What is it?
The not terribly efficiently titled Mercedes-Benz SLR McLaren 722 Edition. Only 150 will be made, aimed at those who find the standard SLR just a little too soft. A new engine map raises the power of the supercharged, 24-valve, 5.5-litre V8 motor from 617bhp to 641bhp, while new wheels, aluminium dampers, a lighter oil tank and ‘optimised’ sound deadening drop the kerbweight to a still reasonably hefty 1724kg.
Together, these mods drop the 0-62mph time by 0.2sec to 3.6sec so that, somewhat conveniently, the 722 is now a tenth quicker than the new Ferrari 599 rather a tenth slower. Top speed rises two whole mph to 210mph. But you’re also buying even bigger carbon ceramic brakes, red dials, red stitching and brake calipers plus, of course, a brace of ‘722’ badges.
Why 722? It’s because when the Mille Miglia was a proper road race, the number on the side of your car was also your start time. And ever since Stirling Moss fired his 300SLR off the ramp at 7.22am to start the 1955 Mille Miglia and set a never-to-be-broken record for driving from Brescia to Rome and back, the number has been accorded mythical status in Stuttgart.
Whether you see this as an appropriate homage to one of the great moments in racing history, or a cynical bid to prop up sales, the only question that really matters is whether these updates, for which Mercedes charges £22,390, turn the SLR into the devastatingly engaging and effective road missile it always promised but never quite managed to be.
What’s it like?
Unfortunately, these updates do not turn the SLR into the devastatingly engaging and effective road missile it always promised but never quite managed to be.
It’s been a while since I drove a standard SLR, but when I did it was on roads a sight more challenging than the largely straight and heavily policed roads in Dubai and Oman chosen for the launch of the 722. Yet I don’t remember the standard car for its borderline unacceptable ride quality, nor do I recall steering so aggressive the car was difficult to place with real confidence.
Those dampers are not only aluminium, they’re also 15 per cent stiffer in bump (but the same in rebound) while the ride height has been dropped 10mm front and rear which, combined with a new front splitter, is said to increase downforce on the nose by a socking 128 per cent.

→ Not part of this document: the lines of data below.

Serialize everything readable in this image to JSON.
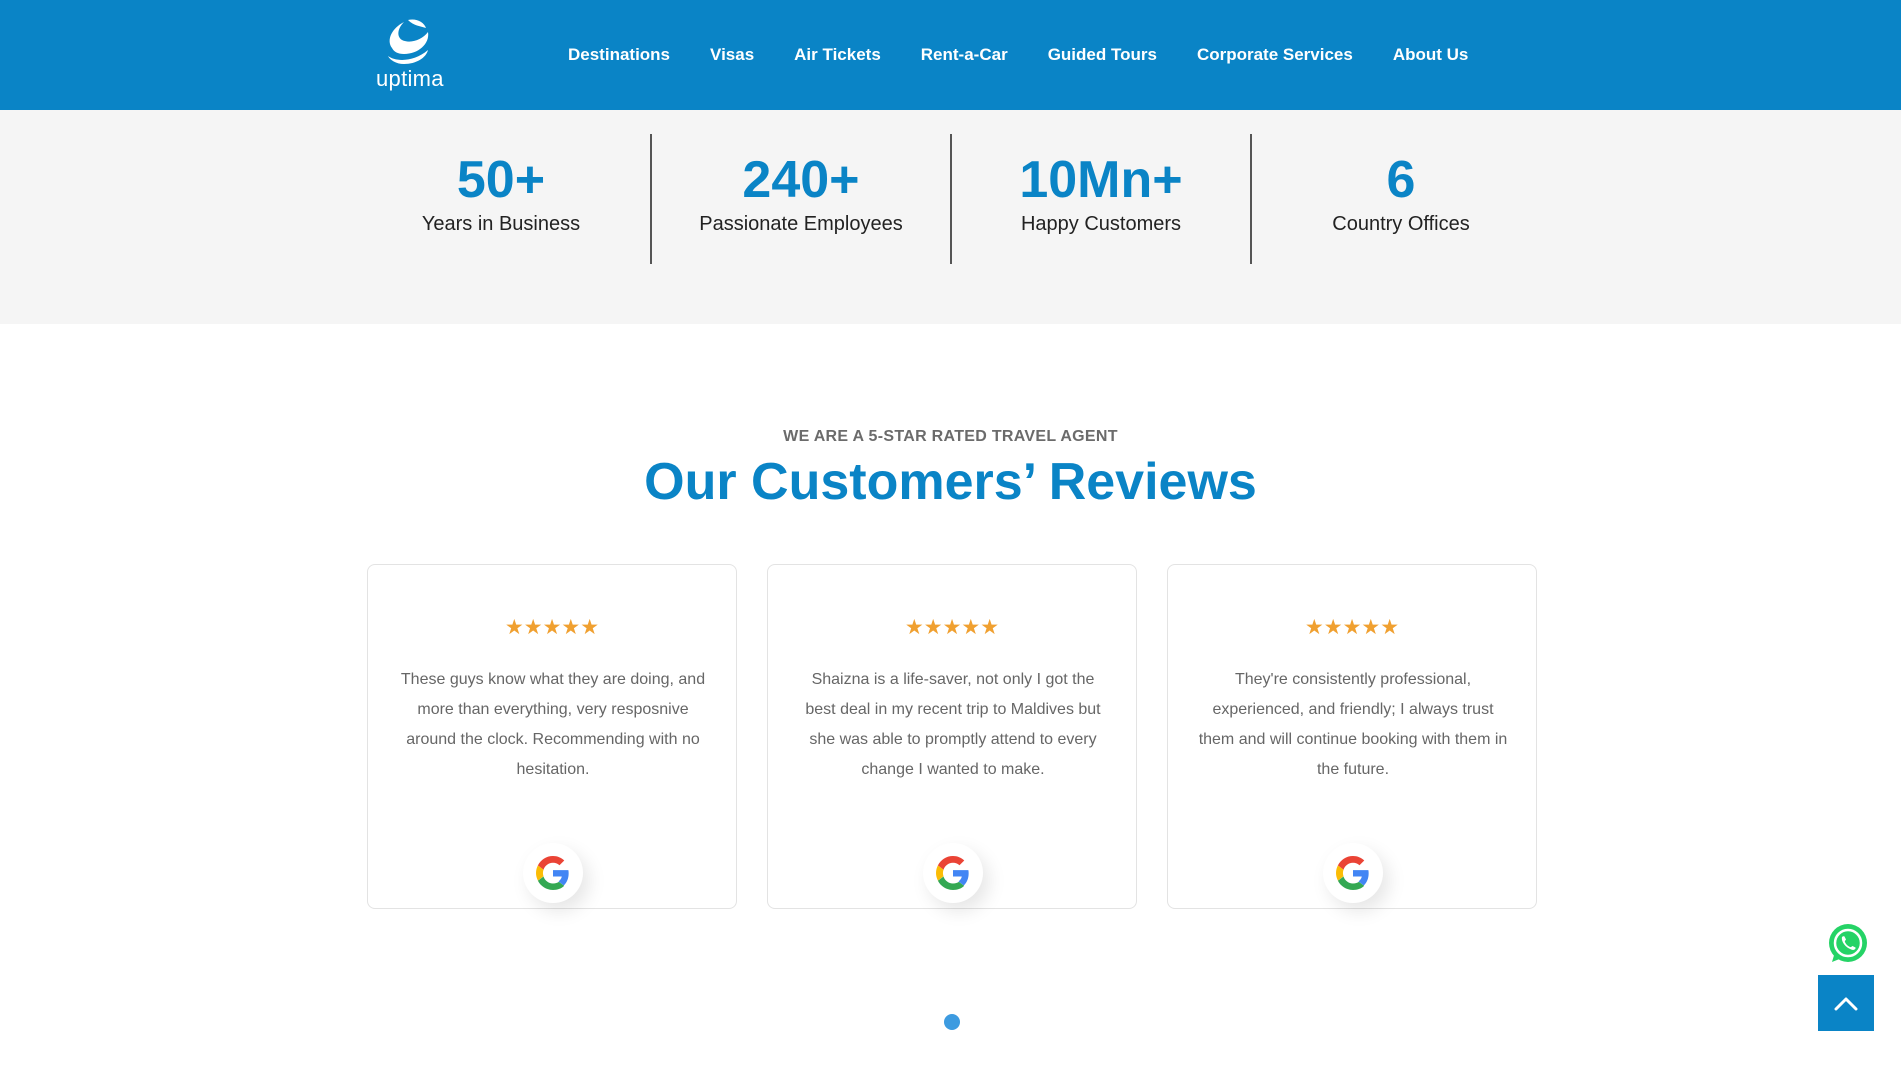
{
  "header": {
    "logo_text": "uptima",
    "nav": [
      "Destinations",
      "Visas",
      "Air Tickets",
      "Rent-a-Car",
      "Guided Tours",
      "Corporate Services",
      "About Us"
    ]
  },
  "stats": [
    {
      "value": "50+",
      "label": "Years in Business"
    },
    {
      "value": "240+",
      "label": "Passionate Employees"
    },
    {
      "value": "10Mn+",
      "label": "Happy Customers"
    },
    {
      "value": "6",
      "label": "Country Offices"
    }
  ],
  "reviews_section": {
    "eyebrow": "WE ARE A 5-STAR RATED TRAVEL AGENT",
    "title": "Our Customers’ Reviews"
  },
  "reviews": [
    {
      "rating": 5,
      "stars": "★★★★★",
      "text": "These guys know what they are doing, and more than everything, very resposnive around the clock. Recommending with no hesitation.",
      "source_icon": "google-icon"
    },
    {
      "rating": 5,
      "stars": "★★★★★",
      "text": "Shaizna is a life-saver, not only I got the best deal in my recent trip to Maldives but she was able to promptly attend to every change I wanted to make.",
      "source_icon": "google-icon"
    },
    {
      "rating": 5,
      "stars": "★★★★★",
      "text": "They're consistently professional, experienced, and friendly; I always trust them and will continue booking with them in the future.",
      "source_icon": "google-icon"
    }
  ],
  "colors": {
    "brand": "#0a84c6",
    "star": "#f0a030",
    "stats_bg": "#f5f5f5",
    "whatsapp": "#25d366"
  }
}
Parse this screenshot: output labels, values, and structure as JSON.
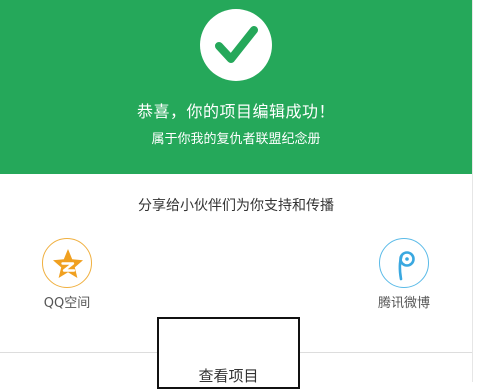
{
  "hero": {
    "background_color": "#25a85a",
    "icon": "checkmark-icon",
    "title": "恭喜，你的项目编辑成功！",
    "subtitle": "属于你我的复仇者联盟纪念册"
  },
  "share": {
    "title": "分享给小伙伴们为你支持和传播",
    "items": [
      {
        "icon": "qzone-icon",
        "label": "QQ空间",
        "color": "#f0a020"
      },
      {
        "icon": "tencent-weibo-icon",
        "label": "腾讯微博",
        "color": "#3aa8e0"
      }
    ]
  },
  "actions": {
    "view_project_label": "查看项目"
  }
}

But it does not make the car any more pleasant to drive. On a smooth racetrack with a real hand at the wheel, I can see how it might all make sense, but even on straight desert roads, let alone an undulating British B-road, it’s hard to see the point. Mercedes counters by saying the 722 is a car its customers asked for and nearly all are already sold, including the entire UK allocation.
And there remains much to savour in the SLR – its astonishing squirt, the macho rumble of the mighty V8 and the fabulous construction standards of its all-carbon shell and body still make this a genuinely special car. But the mighty brakes are still difficult to modulate and the five speed auto ‘box seems even less suited to this ultra-aggressive SLR than the standard car.
Should I buy one?
It’s more a case of can I buy one – as we say, nearly all 722s are already sold. And I think the SLR needs to go the other way – reverting to its standard suspension and giving buyers a whole new dimension to enjoy – the third dimension, to be precise. Though I am not a chop-top man per se, I can see a convertible roof suiting the SLR’s temperament and customer base very well. Happily, Mercedes feels the same way and will reveal just such a car this summer. I had hoped the 722 would be the car the SLR always promised to be, but came away disappointed. But in a few months they’ll have another crack and, this time, I reckon they’ll pull it off.
What is it?